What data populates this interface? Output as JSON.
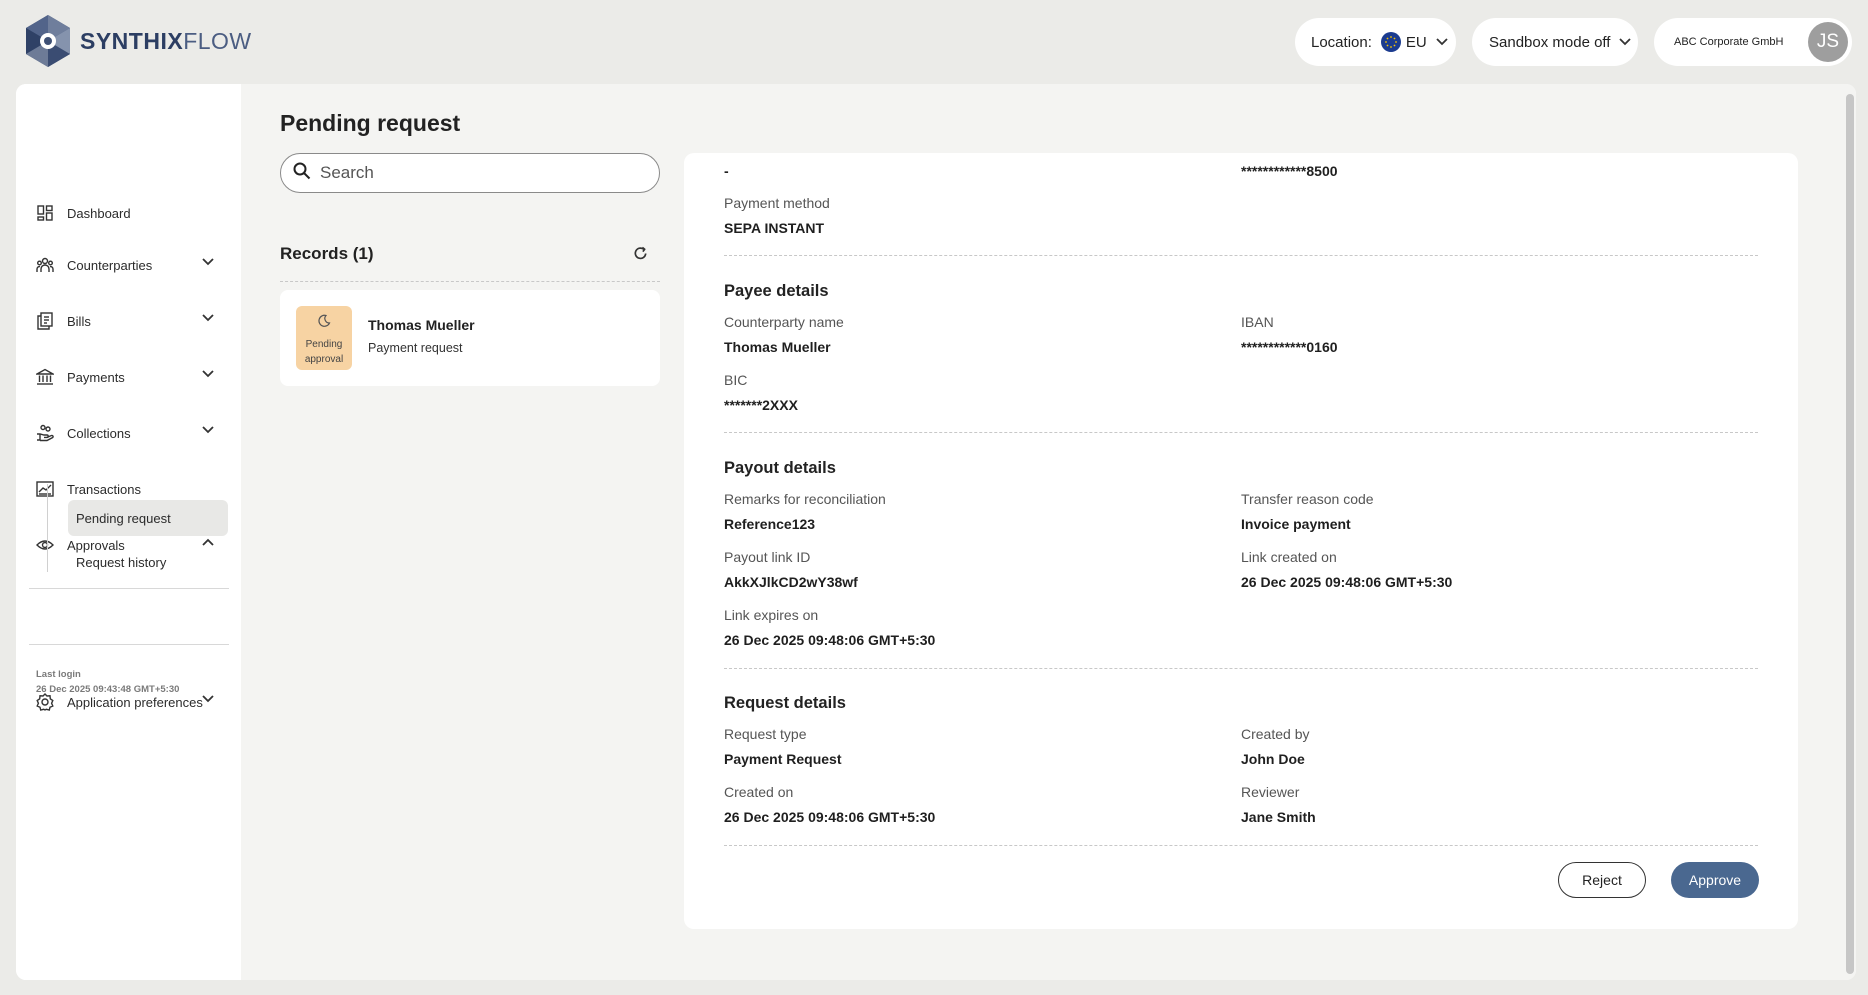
{
  "brand": {
    "name_bold": "SYNTHIX",
    "name_light": "FLOW"
  },
  "topbar": {
    "location_label": "Location:",
    "location_value": "EU",
    "sandbox_label": "Sandbox mode off",
    "company_name": "ABC Corporate GmbH",
    "avatar_initials": "JS"
  },
  "sidebar": {
    "items": [
      {
        "label": "Dashboard",
        "icon": "grid-icon"
      },
      {
        "label": "Counterparties",
        "icon": "people-icon"
      },
      {
        "label": "Bills",
        "icon": "document-icon"
      },
      {
        "label": "Payments",
        "icon": "bank-icon"
      },
      {
        "label": "Collections",
        "icon": "hand-coins-icon"
      },
      {
        "label": "Transactions",
        "icon": "chart-icon"
      },
      {
        "label": "Approvals",
        "icon": "eye-icon"
      },
      {
        "label": "Application preferences",
        "icon": "gear-icon"
      }
    ],
    "approvals_sub": [
      "Pending request",
      "Request history"
    ],
    "last_login_label": "Last login",
    "last_login_value": "26 Dec 2025 09:43:48 GMT+5:30"
  },
  "page": {
    "title": "Pending request",
    "search_placeholder": "Search",
    "records_title": "Records (1)"
  },
  "record": {
    "status_line1": "Pending",
    "status_line2": "approval",
    "name": "Thomas Mueller",
    "type": "Payment request"
  },
  "details": {
    "top": {
      "left_value": "-",
      "right_value": "************8500"
    },
    "payment_method": {
      "label": "Payment method",
      "value": "SEPA INSTANT"
    },
    "payee": {
      "title": "Payee details",
      "counterparty_label": "Counterparty name",
      "counterparty_value": "Thomas Mueller",
      "iban_label": "IBAN",
      "iban_value": "************0160",
      "bic_label": "BIC",
      "bic_value": "*******2XXX"
    },
    "payout": {
      "title": "Payout details",
      "remarks_label": "Remarks for reconciliation",
      "remarks_value": "Reference123",
      "reason_label": "Transfer reason code",
      "reason_value": "Invoice payment",
      "link_id_label": "Payout link ID",
      "link_id_value": "AkkXJlkCD2wY38wf",
      "created_label": "Link created on",
      "created_value": "26 Dec 2025 09:48:06 GMT+5:30",
      "expires_label": "Link expires on",
      "expires_value": "26 Dec 2025 09:48:06 GMT+5:30"
    },
    "request": {
      "title": "Request details",
      "type_label": "Request type",
      "type_value": "Payment Request",
      "created_by_label": "Created by",
      "created_by_value": "John Doe",
      "created_on_label": "Created on",
      "created_on_value": "26 Dec 2025 09:48:06 GMT+5:30",
      "reviewer_label": "Reviewer",
      "reviewer_value": "Jane Smith"
    },
    "actions": {
      "reject": "Reject",
      "approve": "Approve"
    }
  },
  "colors": {
    "brand_navy": "#2c3e63",
    "approve_button": "#4a6890",
    "pending_badge": "#f7d3a3",
    "app_background": "#ebebe8"
  }
}
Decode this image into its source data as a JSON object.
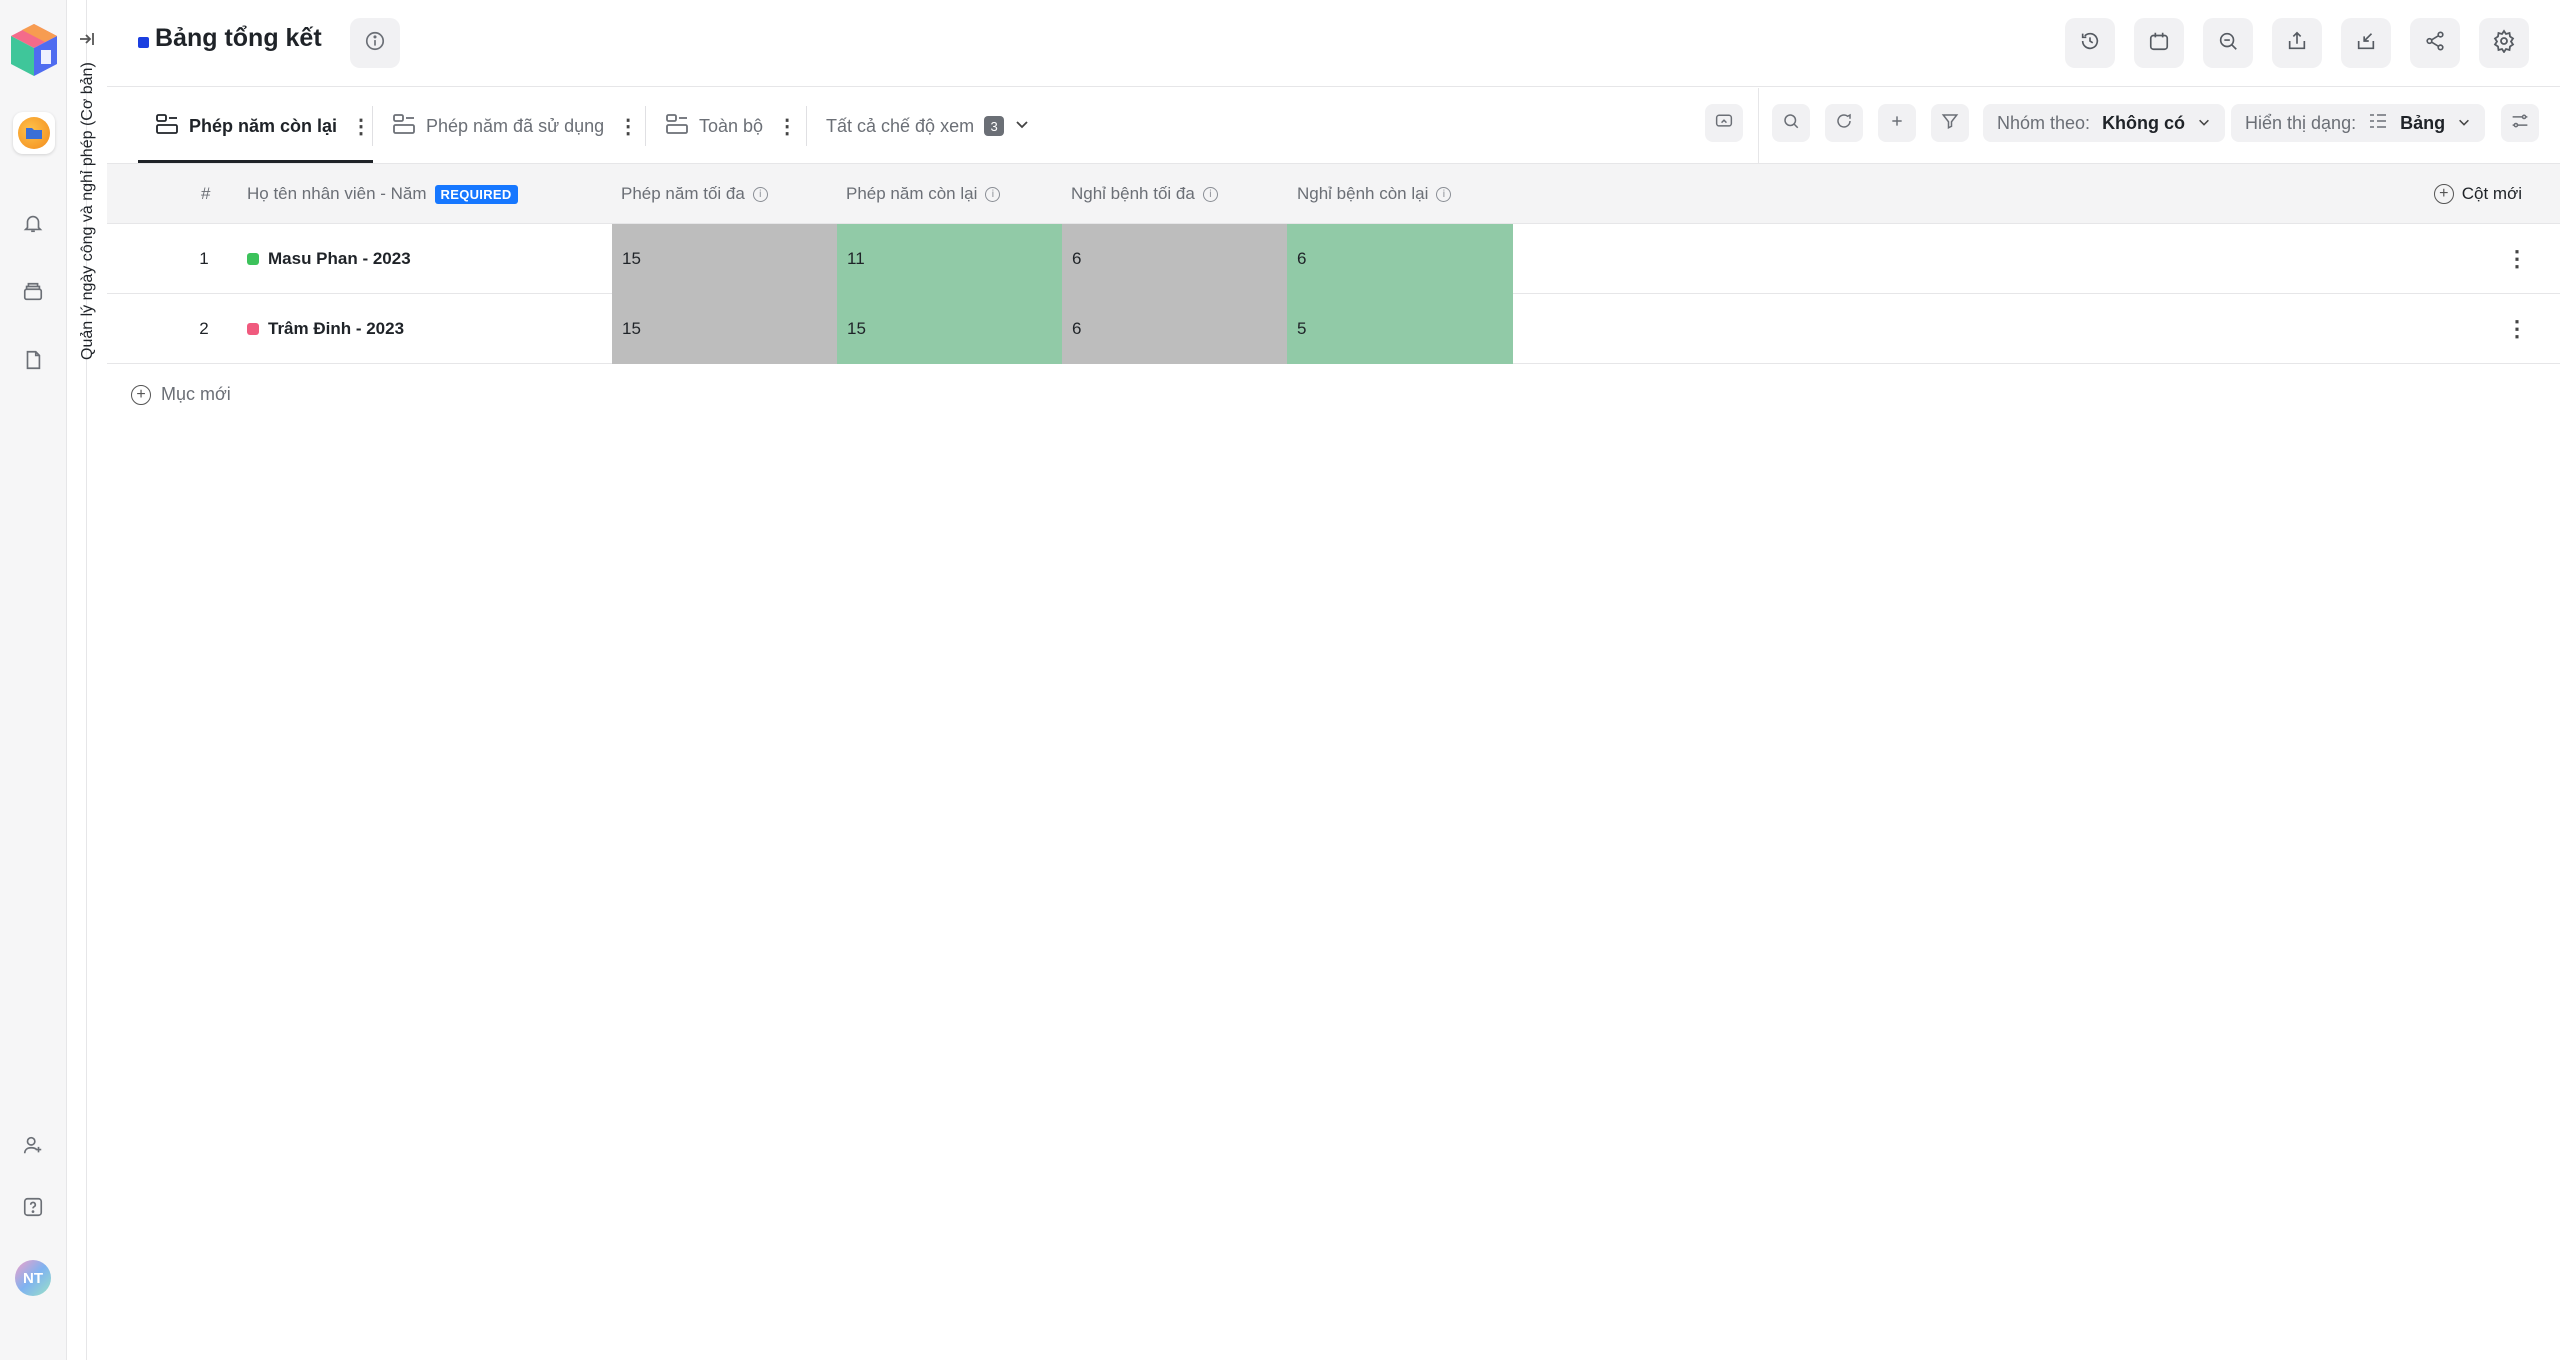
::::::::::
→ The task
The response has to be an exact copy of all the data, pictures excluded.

→ Reply to the exercise
What data populates this interface? Output as JSON.
{
  "brand": {
    "name_bold": "SYNTHIX",
    "name_light": "FLOW"
  },
  "topbar": {
    "location_label": "Location:",
    "location_value": "EU",
    "sandbox_label": "Sandbox mode off",
    "company_name": "ABC Corporate GmbH",
    "avatar_initials": "JS"
  },
  "sidebar": {
    "items": [
      {
        "label": "Dashboard",
        "icon": "grid-icon"
      },
      {
        "label": "Counterparties",
        "icon": "people-icon"
      },
      {
        "label": "Bills",
        "icon": "document-icon"
      },
      {
        "label": "Payments",
        "icon": "bank-icon"
      },
      {
        "label": "Collections",
        "icon": "hand-coins-icon"
      },
      {
        "label": "Transactions",
        "icon": "chart-icon"
      },
      {
        "label": "Approvals",
        "icon": "eye-icon"
      },
      {
        "label": "Application preferences",
        "icon": "gear-icon"
      }
    ],
    "approvals_sub": [
      "Pending request",
      "Request history"
    ],
    "last_login_label": "Last login",
    "last_login_value": "26 Dec 2025 09:43:48 GMT+5:30"
  },
  "page": {
    "title": "Pending request",
    "search_placeholder": "Search",
    "records_title": "Records (1)"
  },
  "record": {
    "status_line1": "Pending",
    "status_line2": "approval",
    "name": "Thomas Mueller",
    "type": "Payment request"
  },
  "details": {
    "top": {
      "left_value": "-",
      "right_value": "************8500"
    },
    "payment_method": {
      "label": "Payment method",
      "value": "SEPA INSTANT"
    },
    "payee": {
      "title": "Payee details",
      "counterparty_label": "Counterparty name",
      "counterparty_value": "Thomas Mueller",
      "iban_label": "IBAN",
      "iban_value": "************0160",
      "bic_label": "BIC",
      "bic_value": "*******2XXX"
    },
    "payout": {
      "title": "Payout details",
      "remarks_label": "Remarks for reconciliation",
      "remarks_value": "Reference123",
      "reason_label": "Transfer reason code",
      "reason_value": "Invoice payment",
      "link_id_label": "Payout link ID",
      "link_id_value": "AkkXJlkCD2wY38wf",
      "created_label": "Link created on",
      "created_value": "26 Dec 2025 09:48:06 GMT+5:30",
      "expires_label": "Link expires on",
      "expires_value": "26 Dec 2025 09:48:06 GMT+5:30"
    },
    "request": {
      "title": "Request details",
      "type_label": "Request type",
      "type_value": "Payment Request",
      "created_by_label": "Created by",
      "created_by_value": "John Doe",
      "created_on_label": "Created on",
      "created_on_value": "26 Dec 2025 09:48:06 GMT+5:30",
      "reviewer_label": "Reviewer",
      "reviewer_value": "Jane Smith"
    },
    "actions": {
      "reject": "Reject",
      "approve": "Approve"
    }
  },
  "colors": {
    "brand_navy": "#2c3e63",
    "approve_button": "#4a6890",
    "pending_badge": "#f7d3a3",
    "app_background": "#ebebe8"
  }
}
Decode this image into its source data as a JSON object.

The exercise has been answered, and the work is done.